> **Exercise requirements**
Filter the listing below down to the lines with the word "JSON" and copy those.

_____

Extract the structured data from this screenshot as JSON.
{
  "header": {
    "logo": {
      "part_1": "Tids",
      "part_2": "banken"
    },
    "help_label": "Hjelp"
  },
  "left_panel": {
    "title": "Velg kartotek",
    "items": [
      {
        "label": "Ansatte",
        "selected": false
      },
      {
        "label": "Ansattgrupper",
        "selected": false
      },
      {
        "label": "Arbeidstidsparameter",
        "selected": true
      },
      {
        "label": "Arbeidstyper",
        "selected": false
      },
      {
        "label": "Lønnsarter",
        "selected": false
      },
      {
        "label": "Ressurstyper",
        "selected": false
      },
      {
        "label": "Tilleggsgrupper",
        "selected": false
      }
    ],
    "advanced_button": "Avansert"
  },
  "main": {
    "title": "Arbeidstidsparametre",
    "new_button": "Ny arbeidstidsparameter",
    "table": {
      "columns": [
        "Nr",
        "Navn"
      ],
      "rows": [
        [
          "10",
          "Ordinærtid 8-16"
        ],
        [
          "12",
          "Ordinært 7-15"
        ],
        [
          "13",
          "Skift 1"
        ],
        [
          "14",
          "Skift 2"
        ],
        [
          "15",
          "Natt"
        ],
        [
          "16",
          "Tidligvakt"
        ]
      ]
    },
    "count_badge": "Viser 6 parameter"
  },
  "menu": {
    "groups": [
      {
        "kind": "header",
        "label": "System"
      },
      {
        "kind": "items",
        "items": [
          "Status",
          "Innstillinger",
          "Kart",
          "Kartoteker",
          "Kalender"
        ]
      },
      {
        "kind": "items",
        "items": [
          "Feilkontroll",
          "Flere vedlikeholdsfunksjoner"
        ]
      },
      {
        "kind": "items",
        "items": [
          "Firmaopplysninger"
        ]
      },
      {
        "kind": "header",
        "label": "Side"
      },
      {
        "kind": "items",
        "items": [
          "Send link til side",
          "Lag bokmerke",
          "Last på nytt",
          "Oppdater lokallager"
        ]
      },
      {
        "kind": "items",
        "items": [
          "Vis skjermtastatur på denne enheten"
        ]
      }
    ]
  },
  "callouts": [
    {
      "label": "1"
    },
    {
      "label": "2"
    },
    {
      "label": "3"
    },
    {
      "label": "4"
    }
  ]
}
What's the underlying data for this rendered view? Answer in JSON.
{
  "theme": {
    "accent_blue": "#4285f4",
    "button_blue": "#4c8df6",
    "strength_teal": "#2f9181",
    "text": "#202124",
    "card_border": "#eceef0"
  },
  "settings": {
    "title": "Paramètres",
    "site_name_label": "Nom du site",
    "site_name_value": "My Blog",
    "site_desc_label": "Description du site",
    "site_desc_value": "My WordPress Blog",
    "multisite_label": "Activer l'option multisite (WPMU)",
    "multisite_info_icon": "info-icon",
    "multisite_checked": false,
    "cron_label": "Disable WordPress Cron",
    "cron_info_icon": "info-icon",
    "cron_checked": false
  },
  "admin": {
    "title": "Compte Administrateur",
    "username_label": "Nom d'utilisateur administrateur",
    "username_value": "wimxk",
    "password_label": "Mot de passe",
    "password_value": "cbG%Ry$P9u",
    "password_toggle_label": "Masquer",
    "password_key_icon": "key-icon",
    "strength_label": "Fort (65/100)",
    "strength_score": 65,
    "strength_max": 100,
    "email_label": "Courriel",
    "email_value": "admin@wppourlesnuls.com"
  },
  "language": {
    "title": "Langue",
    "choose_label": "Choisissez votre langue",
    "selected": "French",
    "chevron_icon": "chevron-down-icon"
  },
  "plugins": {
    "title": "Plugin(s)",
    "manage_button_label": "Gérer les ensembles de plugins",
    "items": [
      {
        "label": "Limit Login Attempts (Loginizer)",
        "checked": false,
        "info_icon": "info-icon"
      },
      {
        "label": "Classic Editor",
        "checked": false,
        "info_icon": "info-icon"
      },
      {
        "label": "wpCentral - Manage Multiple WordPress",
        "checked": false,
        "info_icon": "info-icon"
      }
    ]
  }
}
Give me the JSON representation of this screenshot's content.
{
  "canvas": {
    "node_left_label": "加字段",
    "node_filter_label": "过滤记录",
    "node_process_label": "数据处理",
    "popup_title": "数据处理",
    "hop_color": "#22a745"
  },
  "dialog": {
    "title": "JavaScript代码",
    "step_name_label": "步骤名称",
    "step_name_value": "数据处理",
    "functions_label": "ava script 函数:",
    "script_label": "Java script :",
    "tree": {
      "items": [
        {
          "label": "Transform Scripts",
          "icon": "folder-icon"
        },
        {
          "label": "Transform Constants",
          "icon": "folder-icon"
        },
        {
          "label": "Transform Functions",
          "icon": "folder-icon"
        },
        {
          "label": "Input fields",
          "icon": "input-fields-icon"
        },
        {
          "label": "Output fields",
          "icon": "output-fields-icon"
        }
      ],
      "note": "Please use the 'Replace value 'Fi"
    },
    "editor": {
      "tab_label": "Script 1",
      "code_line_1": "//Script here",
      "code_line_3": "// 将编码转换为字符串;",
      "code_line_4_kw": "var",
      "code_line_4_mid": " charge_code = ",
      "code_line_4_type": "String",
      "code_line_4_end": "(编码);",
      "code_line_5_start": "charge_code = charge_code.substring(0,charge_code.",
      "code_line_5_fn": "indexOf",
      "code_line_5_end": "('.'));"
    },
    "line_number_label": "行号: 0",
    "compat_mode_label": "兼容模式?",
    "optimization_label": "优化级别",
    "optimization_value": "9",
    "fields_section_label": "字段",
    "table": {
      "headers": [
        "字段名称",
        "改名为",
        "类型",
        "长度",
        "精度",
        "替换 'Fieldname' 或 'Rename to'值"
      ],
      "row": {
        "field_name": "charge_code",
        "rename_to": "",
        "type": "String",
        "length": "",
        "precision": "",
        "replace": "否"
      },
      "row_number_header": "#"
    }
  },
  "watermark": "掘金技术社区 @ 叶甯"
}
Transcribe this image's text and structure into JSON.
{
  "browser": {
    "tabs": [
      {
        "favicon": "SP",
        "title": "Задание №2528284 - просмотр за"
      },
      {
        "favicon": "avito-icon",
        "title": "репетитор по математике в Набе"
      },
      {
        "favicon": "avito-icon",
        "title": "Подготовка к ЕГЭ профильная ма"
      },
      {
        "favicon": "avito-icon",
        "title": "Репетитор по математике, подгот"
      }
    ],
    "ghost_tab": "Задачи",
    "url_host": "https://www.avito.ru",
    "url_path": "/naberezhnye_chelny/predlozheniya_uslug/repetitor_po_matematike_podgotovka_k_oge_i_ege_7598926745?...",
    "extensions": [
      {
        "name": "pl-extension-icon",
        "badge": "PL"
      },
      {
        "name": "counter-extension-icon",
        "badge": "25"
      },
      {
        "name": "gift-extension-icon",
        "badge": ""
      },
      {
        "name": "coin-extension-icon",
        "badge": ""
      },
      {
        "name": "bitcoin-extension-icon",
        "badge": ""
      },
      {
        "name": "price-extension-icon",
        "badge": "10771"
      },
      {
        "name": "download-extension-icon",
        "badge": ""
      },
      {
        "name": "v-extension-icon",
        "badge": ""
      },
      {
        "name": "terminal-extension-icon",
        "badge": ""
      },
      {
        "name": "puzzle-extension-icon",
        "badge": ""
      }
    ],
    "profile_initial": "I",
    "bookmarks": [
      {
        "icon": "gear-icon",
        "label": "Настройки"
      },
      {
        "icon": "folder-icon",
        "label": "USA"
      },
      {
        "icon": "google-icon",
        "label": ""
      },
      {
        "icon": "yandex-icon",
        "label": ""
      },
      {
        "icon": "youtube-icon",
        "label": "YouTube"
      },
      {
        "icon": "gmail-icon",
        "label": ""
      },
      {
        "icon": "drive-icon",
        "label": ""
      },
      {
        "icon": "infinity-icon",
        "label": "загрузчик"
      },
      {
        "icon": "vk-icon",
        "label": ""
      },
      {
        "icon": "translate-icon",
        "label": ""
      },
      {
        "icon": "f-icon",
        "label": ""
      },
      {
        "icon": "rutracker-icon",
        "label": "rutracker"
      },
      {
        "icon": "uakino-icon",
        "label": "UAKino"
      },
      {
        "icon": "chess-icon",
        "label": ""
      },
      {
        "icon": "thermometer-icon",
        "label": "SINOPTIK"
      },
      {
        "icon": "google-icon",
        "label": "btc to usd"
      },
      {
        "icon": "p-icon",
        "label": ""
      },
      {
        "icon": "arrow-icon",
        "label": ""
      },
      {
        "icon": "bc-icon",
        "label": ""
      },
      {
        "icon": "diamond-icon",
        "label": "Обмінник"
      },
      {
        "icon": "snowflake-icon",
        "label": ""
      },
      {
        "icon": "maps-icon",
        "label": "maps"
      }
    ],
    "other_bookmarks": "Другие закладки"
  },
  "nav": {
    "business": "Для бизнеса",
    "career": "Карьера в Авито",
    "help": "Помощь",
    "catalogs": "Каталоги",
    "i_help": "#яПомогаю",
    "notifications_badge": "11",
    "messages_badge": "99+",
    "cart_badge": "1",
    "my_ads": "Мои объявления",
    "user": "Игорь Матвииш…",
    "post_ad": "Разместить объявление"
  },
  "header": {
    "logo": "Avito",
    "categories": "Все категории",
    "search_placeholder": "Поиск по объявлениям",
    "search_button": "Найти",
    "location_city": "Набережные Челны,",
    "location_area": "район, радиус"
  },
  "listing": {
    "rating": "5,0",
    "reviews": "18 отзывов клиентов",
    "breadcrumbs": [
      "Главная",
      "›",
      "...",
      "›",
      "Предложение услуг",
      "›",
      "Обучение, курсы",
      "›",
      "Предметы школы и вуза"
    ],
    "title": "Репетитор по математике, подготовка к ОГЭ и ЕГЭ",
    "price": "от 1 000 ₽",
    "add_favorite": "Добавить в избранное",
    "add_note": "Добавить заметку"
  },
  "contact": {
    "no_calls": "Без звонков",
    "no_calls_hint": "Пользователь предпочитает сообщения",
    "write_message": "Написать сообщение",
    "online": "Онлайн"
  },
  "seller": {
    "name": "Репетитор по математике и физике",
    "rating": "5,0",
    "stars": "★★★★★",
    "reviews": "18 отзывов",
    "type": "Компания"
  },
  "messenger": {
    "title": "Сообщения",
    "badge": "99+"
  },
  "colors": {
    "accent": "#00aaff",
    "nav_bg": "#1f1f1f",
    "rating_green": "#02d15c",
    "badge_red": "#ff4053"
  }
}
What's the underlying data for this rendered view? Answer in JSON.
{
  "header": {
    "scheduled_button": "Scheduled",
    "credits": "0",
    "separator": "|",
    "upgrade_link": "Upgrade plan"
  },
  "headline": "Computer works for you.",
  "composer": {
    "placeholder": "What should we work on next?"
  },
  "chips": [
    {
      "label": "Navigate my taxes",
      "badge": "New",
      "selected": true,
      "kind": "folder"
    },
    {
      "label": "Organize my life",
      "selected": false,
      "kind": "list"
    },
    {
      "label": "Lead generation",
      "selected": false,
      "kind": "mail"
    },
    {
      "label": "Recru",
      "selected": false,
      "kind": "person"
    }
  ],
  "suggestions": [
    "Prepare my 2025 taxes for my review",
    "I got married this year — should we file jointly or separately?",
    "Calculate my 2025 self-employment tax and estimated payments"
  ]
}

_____

> **Result of the task**
Extract the structured data from this screenshot as JSON.
What's the underlying data for this rendered view? Answer in JSON.
Give me the JSON representation of this screenshot's content.
Transcribe this image's text and structure into JSON.
What's the underlying data for this rendered view? Answer in JSON.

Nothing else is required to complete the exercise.